§ Data for review:
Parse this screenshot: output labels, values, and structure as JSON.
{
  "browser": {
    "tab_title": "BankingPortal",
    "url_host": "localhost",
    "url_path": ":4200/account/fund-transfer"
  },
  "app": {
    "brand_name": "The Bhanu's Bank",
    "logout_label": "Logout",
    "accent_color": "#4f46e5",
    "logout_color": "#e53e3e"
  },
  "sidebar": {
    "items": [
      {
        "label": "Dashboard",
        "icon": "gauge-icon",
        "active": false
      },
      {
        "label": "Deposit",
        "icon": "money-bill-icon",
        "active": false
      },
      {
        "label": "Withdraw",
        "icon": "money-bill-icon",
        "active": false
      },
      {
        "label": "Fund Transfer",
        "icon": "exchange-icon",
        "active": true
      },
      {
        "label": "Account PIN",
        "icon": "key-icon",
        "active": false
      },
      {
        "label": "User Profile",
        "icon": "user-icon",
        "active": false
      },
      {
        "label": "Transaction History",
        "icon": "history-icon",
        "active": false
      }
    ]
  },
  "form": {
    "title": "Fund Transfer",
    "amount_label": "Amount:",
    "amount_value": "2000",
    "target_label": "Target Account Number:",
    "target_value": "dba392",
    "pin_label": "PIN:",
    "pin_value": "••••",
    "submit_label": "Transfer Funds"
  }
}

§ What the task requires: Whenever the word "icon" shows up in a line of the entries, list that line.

§ Result:
        "icon": "gauge-icon",
        "icon": "money-bill-icon",
        "icon": "money-bill-icon",
        "icon": "exchange-icon",
        "icon": "key-icon",
        "icon": "user-icon",
        "icon": "history-icon",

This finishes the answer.